**What to produce**
Search the records for the string "title", then copy each line that has it.

**Records supplied**
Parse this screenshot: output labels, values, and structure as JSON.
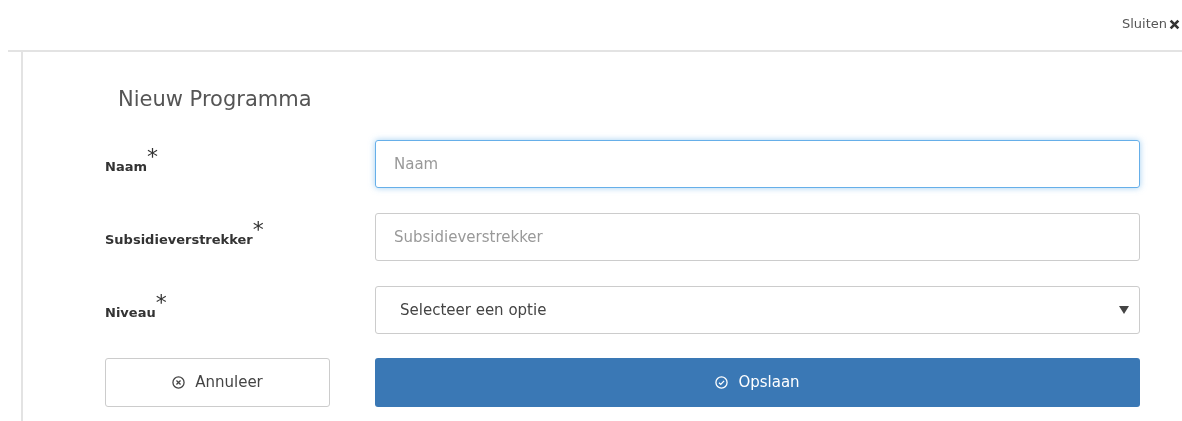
{
  "close_link": {
    "label": "Sluiten"
  },
  "form": {
    "title": "Nieuw Programma",
    "fields": [
      {
        "kind": "input",
        "label": "Naam$^{*}$",
        "placeholder": "Naam",
        "focused": true
      },
      {
        "kind": "input",
        "label": "Subsidieverstrekker$^{*}$",
        "placeholder": "Subsidieverstrekker",
        "focused": false
      },
      {
        "kind": "select",
        "label": "Niveau$^{*}$",
        "value": "Selecteer een optie",
        "focused": false
      }
    ],
    "buttons": [
      {
        "kind": "cancel",
        "label": "Annuleer"
      },
      {
        "kind": "save",
        "label": "Opslaan"
      }
    ]
  }
}
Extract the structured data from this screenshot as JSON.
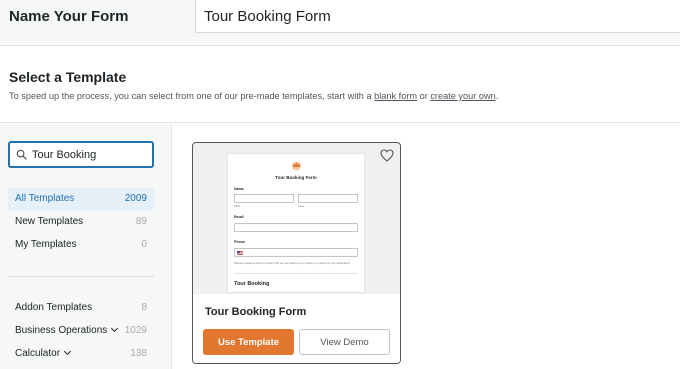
{
  "name_form": {
    "label": "Name Your Form",
    "value": "Tour Booking Form"
  },
  "select_template": {
    "title": "Select a Template",
    "desc_prefix": "To speed up the process, you can select from one of our pre-made templates, start with a ",
    "blank_form_link": "blank form",
    "desc_mid": " or ",
    "create_own_link": "create your own",
    "desc_suffix": "."
  },
  "sidebar": {
    "search_value": "Tour Booking",
    "items": [
      {
        "label": "All Templates",
        "count": "2009"
      },
      {
        "label": "New Templates",
        "count": "89"
      },
      {
        "label": "My Templates",
        "count": "0"
      },
      {
        "label": "Addon Templates",
        "count": "8"
      },
      {
        "label": "Business Operations",
        "count": "1029"
      },
      {
        "label": "Calculator",
        "count": "138"
      }
    ]
  },
  "card": {
    "name": "Tour Booking Form",
    "use_label": "Use Template",
    "demo_label": "View Demo",
    "preview": {
      "title": "Tour Booking Form",
      "name_label": "Name",
      "first_sub": "First",
      "last_sub": "Last",
      "email_label": "Email",
      "phone_label": "Phone",
      "note": "Please provide a phone number that we can reach you on when you arrive at your destination.",
      "section_heading": "Tour Booking"
    }
  },
  "colors": {
    "accent_blue": "#2271b1",
    "use_button": "#e27730"
  }
}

**Solved exercise**
    "title": "Nieuw Programma",
    "title": "Select a Template",
      "title": "Tour Booking Form",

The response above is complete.